→ Work instruction: The number of lines in the entries below holding the word "this" is all that is needed here.

→ Records from a data source:
-- Opening Marker --
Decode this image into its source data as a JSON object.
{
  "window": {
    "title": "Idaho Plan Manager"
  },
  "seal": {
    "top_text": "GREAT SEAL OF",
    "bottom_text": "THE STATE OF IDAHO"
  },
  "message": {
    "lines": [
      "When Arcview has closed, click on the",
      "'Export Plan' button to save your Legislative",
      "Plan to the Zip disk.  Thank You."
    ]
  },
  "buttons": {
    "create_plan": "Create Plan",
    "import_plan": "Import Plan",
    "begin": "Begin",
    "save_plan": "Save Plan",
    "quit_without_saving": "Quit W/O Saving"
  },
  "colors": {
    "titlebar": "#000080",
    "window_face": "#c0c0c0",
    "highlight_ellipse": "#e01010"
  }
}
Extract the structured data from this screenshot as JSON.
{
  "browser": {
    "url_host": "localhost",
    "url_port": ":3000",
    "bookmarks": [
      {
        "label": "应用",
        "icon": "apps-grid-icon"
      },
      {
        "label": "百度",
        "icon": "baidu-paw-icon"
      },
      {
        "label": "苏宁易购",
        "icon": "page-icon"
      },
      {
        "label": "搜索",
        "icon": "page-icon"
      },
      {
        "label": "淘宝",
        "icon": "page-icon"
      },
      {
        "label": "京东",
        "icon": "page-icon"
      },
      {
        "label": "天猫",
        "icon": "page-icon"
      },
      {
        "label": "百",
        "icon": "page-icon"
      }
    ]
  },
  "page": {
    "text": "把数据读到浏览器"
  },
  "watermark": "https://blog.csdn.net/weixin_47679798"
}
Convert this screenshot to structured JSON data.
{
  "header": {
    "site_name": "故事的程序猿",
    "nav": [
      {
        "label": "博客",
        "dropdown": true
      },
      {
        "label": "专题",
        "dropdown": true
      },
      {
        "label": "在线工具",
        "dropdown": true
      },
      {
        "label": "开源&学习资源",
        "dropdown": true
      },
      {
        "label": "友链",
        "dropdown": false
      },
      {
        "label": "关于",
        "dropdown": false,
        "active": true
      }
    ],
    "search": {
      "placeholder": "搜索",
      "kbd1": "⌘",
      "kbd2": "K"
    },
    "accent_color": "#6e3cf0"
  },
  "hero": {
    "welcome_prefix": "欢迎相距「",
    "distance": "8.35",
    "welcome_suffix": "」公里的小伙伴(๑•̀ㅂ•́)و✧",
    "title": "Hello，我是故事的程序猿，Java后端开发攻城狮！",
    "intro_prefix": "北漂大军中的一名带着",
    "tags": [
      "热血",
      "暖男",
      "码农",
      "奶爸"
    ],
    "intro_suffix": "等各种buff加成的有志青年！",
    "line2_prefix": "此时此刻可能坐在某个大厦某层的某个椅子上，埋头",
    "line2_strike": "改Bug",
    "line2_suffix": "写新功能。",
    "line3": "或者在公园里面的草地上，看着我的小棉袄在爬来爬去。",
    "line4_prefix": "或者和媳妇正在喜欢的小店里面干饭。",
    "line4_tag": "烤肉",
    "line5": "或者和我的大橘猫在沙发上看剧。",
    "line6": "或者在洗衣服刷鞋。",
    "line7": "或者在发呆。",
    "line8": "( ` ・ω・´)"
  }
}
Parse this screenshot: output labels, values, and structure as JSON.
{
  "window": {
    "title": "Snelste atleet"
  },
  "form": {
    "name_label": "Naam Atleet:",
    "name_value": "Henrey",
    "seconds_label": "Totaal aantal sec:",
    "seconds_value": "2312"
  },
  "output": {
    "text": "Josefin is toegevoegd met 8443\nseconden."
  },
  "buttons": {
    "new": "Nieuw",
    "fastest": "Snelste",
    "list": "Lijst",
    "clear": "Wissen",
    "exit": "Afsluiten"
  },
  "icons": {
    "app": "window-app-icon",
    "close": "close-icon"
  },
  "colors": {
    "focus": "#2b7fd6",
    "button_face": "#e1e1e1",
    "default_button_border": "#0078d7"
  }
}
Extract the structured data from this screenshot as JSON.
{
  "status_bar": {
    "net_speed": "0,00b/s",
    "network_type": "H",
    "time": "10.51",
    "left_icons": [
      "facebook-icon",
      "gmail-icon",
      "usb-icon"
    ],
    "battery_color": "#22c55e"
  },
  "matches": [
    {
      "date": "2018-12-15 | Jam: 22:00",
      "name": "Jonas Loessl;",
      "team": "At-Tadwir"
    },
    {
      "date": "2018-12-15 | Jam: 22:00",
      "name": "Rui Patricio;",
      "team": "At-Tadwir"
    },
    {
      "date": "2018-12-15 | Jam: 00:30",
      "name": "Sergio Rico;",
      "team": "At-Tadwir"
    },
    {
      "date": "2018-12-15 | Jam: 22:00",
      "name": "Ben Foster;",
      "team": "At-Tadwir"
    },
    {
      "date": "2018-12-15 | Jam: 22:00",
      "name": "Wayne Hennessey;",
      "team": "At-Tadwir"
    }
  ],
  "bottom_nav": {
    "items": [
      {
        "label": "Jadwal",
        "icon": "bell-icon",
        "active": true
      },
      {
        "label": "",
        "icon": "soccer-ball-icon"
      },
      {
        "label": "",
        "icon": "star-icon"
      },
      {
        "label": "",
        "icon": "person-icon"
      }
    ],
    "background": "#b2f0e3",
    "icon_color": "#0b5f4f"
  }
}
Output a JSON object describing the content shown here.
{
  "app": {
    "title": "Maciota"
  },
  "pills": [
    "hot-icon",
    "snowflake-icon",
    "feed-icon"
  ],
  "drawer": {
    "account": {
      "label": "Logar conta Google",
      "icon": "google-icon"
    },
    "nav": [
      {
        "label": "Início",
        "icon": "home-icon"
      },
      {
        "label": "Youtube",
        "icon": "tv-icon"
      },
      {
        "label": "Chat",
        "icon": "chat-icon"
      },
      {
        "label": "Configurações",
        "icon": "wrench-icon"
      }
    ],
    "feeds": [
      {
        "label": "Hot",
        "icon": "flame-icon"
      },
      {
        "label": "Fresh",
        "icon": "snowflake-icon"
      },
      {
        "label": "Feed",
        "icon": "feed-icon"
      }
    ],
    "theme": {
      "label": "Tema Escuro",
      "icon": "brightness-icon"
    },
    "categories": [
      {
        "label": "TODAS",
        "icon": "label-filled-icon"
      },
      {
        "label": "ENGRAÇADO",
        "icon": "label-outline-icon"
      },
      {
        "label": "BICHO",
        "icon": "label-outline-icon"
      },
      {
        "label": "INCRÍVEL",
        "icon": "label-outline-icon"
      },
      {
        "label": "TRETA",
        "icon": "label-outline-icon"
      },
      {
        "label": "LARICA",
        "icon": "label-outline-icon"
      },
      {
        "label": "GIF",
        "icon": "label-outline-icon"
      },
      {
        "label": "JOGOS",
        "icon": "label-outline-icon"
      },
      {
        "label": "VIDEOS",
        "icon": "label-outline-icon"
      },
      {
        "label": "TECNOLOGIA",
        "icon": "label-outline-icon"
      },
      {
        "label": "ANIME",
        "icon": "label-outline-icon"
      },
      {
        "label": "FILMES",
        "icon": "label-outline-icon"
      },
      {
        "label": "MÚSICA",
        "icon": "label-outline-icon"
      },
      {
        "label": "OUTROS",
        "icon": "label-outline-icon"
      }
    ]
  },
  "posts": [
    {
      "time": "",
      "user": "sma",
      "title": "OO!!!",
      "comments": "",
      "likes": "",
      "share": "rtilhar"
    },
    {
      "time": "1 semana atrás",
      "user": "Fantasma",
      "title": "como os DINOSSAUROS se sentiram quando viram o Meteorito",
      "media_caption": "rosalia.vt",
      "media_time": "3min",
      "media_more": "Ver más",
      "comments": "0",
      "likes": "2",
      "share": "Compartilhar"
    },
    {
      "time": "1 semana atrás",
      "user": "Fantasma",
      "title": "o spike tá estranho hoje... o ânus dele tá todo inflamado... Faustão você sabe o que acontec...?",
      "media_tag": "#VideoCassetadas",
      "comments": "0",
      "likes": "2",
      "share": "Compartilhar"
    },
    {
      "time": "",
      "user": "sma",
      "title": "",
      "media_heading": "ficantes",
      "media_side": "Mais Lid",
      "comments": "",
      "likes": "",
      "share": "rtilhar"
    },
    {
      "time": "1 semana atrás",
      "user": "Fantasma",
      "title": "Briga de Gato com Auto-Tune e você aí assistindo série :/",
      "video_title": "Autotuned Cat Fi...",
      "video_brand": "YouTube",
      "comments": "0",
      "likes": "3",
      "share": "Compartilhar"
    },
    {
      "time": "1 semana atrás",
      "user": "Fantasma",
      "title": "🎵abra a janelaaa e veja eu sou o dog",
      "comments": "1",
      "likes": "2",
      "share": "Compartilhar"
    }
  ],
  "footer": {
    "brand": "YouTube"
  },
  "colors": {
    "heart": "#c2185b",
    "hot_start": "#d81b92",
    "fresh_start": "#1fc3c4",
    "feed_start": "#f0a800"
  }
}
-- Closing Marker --
→ Answer area: 5